→ WORK TO COMPLETE
How many lines of the listing below hold the word "title"? Answer with the number alone.

---

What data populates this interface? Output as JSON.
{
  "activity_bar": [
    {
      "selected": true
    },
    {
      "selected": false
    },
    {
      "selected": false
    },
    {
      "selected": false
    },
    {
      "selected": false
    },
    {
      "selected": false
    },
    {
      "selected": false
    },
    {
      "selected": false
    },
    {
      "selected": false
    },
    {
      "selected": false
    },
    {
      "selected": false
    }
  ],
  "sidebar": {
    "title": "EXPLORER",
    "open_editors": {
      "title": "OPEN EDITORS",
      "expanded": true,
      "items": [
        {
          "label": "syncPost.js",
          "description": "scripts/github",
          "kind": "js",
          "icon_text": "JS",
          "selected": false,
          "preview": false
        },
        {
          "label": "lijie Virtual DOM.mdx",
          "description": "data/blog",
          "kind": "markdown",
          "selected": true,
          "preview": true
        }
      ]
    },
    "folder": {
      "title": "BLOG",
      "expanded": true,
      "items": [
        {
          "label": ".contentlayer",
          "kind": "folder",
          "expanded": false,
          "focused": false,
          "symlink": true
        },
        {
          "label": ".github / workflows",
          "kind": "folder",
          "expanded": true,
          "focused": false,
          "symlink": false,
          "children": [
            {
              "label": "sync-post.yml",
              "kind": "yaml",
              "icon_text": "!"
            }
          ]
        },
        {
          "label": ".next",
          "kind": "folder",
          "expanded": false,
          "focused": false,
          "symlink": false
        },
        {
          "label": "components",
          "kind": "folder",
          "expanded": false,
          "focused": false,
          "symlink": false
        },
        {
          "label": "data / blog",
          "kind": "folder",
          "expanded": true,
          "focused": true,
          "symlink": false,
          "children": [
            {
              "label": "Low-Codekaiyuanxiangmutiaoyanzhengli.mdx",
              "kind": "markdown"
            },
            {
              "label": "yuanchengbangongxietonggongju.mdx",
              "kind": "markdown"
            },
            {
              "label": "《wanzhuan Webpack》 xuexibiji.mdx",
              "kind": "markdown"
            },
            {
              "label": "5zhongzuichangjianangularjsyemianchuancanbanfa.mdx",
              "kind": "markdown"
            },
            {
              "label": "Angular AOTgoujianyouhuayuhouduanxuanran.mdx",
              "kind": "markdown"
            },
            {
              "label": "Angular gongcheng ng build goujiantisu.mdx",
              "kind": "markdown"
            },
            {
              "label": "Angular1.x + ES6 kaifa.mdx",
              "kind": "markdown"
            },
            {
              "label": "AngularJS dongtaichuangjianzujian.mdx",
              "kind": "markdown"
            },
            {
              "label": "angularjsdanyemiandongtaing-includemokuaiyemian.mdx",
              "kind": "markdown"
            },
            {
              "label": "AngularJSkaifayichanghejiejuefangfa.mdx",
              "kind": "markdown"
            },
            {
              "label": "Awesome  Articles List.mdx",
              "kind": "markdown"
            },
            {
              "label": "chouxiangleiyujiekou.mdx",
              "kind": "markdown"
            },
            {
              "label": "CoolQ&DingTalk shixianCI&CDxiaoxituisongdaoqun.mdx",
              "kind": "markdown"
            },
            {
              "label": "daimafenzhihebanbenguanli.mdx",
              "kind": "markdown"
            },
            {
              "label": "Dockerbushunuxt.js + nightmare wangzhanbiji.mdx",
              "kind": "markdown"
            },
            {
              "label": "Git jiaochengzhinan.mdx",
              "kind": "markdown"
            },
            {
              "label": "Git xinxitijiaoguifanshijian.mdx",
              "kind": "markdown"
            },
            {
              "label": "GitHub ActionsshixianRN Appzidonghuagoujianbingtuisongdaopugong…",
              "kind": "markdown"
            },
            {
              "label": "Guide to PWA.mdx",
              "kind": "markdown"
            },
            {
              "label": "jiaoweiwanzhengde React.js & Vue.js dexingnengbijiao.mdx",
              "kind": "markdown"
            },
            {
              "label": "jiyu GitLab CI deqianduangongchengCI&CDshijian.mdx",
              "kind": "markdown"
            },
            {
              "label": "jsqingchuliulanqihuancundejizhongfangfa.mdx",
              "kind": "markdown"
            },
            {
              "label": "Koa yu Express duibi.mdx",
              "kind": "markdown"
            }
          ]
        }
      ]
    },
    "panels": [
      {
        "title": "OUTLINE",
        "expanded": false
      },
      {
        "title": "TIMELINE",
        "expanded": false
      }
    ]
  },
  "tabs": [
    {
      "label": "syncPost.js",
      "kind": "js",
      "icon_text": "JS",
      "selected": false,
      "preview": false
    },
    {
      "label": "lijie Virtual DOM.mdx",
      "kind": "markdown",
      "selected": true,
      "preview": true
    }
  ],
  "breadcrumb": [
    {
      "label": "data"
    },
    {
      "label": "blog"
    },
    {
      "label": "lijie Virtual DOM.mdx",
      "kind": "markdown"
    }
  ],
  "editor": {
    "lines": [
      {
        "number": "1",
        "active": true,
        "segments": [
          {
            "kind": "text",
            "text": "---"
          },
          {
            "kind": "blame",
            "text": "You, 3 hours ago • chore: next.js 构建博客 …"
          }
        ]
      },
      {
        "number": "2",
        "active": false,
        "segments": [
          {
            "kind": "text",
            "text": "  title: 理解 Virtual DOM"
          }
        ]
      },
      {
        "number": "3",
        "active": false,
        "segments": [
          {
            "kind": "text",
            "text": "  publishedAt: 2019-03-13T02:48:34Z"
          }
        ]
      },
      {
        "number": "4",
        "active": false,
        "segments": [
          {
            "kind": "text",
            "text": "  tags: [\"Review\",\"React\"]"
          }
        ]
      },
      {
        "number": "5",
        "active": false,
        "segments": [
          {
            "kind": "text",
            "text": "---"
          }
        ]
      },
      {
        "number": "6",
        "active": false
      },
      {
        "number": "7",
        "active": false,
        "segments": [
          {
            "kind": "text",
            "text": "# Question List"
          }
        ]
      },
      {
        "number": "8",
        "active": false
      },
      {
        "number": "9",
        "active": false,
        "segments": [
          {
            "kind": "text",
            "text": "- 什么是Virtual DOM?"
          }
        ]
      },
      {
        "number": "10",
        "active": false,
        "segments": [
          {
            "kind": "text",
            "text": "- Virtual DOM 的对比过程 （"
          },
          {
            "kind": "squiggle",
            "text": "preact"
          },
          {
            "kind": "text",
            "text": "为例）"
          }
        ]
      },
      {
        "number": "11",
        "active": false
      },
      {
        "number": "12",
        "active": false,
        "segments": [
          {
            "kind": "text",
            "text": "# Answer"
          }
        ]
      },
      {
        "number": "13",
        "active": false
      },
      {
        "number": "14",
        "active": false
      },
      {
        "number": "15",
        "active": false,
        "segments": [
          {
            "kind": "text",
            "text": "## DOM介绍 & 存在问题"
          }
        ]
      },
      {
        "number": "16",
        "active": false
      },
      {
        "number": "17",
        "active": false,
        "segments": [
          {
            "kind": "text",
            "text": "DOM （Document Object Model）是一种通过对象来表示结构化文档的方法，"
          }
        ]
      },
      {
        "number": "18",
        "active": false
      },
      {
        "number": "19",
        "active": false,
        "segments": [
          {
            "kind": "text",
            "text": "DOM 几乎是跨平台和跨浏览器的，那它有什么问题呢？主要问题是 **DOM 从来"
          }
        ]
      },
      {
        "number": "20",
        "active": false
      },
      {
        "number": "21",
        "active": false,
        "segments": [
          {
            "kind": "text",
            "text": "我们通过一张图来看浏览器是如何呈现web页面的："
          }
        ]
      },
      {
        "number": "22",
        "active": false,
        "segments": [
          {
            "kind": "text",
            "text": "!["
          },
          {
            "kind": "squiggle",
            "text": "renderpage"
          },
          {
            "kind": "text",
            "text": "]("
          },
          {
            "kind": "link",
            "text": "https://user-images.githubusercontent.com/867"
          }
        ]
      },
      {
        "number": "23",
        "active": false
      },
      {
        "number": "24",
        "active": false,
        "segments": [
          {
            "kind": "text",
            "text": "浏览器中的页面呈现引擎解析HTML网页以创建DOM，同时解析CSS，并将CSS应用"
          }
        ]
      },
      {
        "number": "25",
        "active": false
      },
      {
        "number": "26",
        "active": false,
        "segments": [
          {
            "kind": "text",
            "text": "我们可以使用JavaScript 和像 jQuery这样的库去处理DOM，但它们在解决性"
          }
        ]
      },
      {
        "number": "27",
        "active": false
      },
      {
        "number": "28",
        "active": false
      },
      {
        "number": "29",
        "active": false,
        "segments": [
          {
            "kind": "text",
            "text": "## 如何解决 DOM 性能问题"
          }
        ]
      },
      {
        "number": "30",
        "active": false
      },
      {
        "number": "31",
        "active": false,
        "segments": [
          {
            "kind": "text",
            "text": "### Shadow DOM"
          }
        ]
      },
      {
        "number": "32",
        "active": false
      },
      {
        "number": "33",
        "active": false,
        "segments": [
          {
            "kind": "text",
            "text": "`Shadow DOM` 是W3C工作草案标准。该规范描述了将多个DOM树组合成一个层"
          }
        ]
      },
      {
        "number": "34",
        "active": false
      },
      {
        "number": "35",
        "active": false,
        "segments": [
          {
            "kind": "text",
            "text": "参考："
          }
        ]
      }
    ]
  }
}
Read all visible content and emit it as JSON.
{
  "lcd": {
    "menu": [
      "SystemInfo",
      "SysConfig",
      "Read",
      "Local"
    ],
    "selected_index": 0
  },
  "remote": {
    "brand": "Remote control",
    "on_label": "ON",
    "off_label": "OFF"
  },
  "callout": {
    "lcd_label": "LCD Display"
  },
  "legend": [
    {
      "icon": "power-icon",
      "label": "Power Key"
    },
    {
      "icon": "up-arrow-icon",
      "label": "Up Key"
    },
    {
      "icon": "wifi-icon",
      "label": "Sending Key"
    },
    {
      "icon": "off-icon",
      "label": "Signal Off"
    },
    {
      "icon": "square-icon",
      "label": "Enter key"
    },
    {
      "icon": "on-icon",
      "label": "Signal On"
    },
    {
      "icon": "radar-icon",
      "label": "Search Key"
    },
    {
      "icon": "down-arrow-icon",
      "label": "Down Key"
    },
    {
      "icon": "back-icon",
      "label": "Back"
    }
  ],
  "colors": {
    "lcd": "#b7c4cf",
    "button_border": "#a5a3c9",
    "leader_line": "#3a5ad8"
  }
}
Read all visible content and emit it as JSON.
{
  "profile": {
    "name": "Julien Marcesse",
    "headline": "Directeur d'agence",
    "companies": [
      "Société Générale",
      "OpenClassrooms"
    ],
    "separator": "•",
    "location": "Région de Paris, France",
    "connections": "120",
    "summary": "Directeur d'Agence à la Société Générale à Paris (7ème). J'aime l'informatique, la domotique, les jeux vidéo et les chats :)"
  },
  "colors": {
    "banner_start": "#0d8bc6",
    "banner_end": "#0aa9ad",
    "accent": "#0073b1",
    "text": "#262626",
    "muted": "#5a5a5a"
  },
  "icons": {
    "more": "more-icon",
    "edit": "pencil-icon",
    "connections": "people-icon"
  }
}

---

→ WRITTEN REPLY
6